-- Records provided follows --

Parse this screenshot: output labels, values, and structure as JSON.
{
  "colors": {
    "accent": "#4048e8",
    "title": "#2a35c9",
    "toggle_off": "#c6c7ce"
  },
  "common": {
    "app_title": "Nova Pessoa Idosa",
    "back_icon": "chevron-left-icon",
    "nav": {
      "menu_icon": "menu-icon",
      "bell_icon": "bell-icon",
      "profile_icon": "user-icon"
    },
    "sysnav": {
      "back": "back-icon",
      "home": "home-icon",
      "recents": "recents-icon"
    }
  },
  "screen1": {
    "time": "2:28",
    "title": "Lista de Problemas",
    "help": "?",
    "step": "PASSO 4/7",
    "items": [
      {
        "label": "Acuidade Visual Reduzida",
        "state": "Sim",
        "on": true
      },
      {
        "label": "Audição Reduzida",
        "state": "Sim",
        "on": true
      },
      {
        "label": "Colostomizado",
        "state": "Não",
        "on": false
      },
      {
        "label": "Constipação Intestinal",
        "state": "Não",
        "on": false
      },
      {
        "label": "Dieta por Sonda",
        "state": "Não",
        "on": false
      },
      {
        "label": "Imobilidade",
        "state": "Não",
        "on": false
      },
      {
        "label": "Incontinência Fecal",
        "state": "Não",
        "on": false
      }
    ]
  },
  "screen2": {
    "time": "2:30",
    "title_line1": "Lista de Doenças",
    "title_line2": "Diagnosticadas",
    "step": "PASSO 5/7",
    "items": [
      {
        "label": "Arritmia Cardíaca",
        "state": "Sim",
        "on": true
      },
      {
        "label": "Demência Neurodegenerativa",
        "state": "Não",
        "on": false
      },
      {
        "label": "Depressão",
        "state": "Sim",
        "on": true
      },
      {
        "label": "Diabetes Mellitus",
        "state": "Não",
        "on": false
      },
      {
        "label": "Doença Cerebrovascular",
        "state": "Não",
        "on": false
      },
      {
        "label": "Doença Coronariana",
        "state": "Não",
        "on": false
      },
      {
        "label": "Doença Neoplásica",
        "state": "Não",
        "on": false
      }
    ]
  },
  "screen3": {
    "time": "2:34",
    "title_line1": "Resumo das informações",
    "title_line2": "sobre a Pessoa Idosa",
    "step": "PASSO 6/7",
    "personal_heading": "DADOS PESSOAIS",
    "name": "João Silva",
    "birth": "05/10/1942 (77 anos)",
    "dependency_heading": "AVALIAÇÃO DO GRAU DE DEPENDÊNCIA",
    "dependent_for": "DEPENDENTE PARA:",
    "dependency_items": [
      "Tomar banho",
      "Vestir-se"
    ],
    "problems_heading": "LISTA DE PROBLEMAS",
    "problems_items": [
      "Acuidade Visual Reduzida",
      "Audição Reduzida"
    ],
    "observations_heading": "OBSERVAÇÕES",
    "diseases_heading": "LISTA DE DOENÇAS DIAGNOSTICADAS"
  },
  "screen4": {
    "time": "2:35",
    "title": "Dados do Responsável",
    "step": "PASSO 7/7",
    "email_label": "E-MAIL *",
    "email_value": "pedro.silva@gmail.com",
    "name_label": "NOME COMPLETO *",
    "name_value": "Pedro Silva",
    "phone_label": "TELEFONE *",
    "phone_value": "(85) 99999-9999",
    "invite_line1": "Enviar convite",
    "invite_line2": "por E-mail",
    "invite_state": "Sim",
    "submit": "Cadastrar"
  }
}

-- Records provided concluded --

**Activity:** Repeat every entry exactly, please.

**Your solution:**
Parse this screenshot: output labels, values, and structure as JSON.
{
  "colors": {
    "accent": "#4048e8",
    "title": "#2a35c9",
    "toggle_off": "#c6c7ce"
  },
  "common": {
    "app_title": "Nova Pessoa Idosa",
    "back_icon": "chevron-left-icon",
    "nav": {
      "menu_icon": "menu-icon",
      "bell_icon": "bell-icon",
      "profile_icon": "user-icon"
    },
    "sysnav": {
      "back": "back-icon",
      "home": "home-icon",
      "recents": "recents-icon"
    }
  },
  "screen1": {
    "time": "2:28",
    "title": "Lista de Problemas",
    "help": "?",
    "step": "PASSO 4/7",
    "items": [
      {
        "label": "Acuidade Visual Reduzida",
        "state": "Sim",
        "on": true
      },
      {
        "label": "Audição Reduzida",
        "state": "Sim",
        "on": true
      },
      {
        "label": "Colostomizado",
        "state": "Não",
        "on": false
      },
      {
        "label": "Constipação Intestinal",
        "state": "Não",
        "on": false
      },
      {
        "label": "Dieta por Sonda",
        "state": "Não",
        "on": false
      },
      {
        "label": "Imobilidade",
        "state": "Não",
        "on": false
      },
      {
        "label": "Incontinência Fecal",
        "state": "Não",
        "on": false
      }
    ]
  },
  "screen2": {
    "time": "2:30",
    "title_line1": "Lista de Doenças",
    "title_line2": "Diagnosticadas",
    "step": "PASSO 5/7",
    "items": [
      {
        "label": "Arritmia Cardíaca",
        "state": "Sim",
        "on": true
      },
      {
        "label": "Demência Neurodegenerativa",
        "state": "Não",
        "on": false
      },
      {
        "label": "Depressão",
        "state": "Sim",
        "on": true
      },
      {
        "label": "Diabetes Mellitus",
        "state": "Não",
        "on": false
      },
      {
        "label": "Doença Cerebrovascular",
        "state": "Não",
        "on": false
      },
      {
        "label": "Doença Coronariana",
        "state": "Não",
        "on": false
      },
      {
        "label": "Doença Neoplásica",
        "state": "Não",
        "on": false
      }
    ]
  },
  "screen3": {
    "time": "2:34",
    "title_line1": "Resumo das informações",
    "title_line2": "sobre a Pessoa Idosa",
    "step": "PASSO 6/7",
    "personal_heading": "DADOS PESSOAIS",
    "name": "João Silva",
    "birth": "05/10/1942 (77 anos)",
    "dependency_heading": "AVALIAÇÃO DO GRAU DE DEPENDÊNCIA",
    "dependent_for": "DEPENDENTE PARA:",
    "dependency_items": [
      "Tomar banho",
      "Vestir-se"
    ],
    "problems_heading": "LISTA DE PROBLEMAS",
    "problems_items": [
      "Acuidade Visual Reduzida",
      "Audição Reduzida"
    ],
    "observations_heading": "OBSERVAÇÕES",
    "diseases_heading": "LISTA DE DOENÇAS DIAGNOSTICADAS"
  },
  "screen4": {
    "time": "2:35",
    "title": "Dados do Responsável",
    "step": "PASSO 7/7",
    "email_label": "E-MAIL *",
    "email_value": "pedro.silva@gmail.com",
    "name_label": "NOME COMPLETO *",
    "name_value": "Pedro Silva",
    "phone_label": "TELEFONE *",
    "phone_value": "(85) 99999-9999",
    "invite_line1": "Enviar convite",
    "invite_line2": "por E-mail",
    "invite_state": "Sim",
    "submit": "Cadastrar"
  }
}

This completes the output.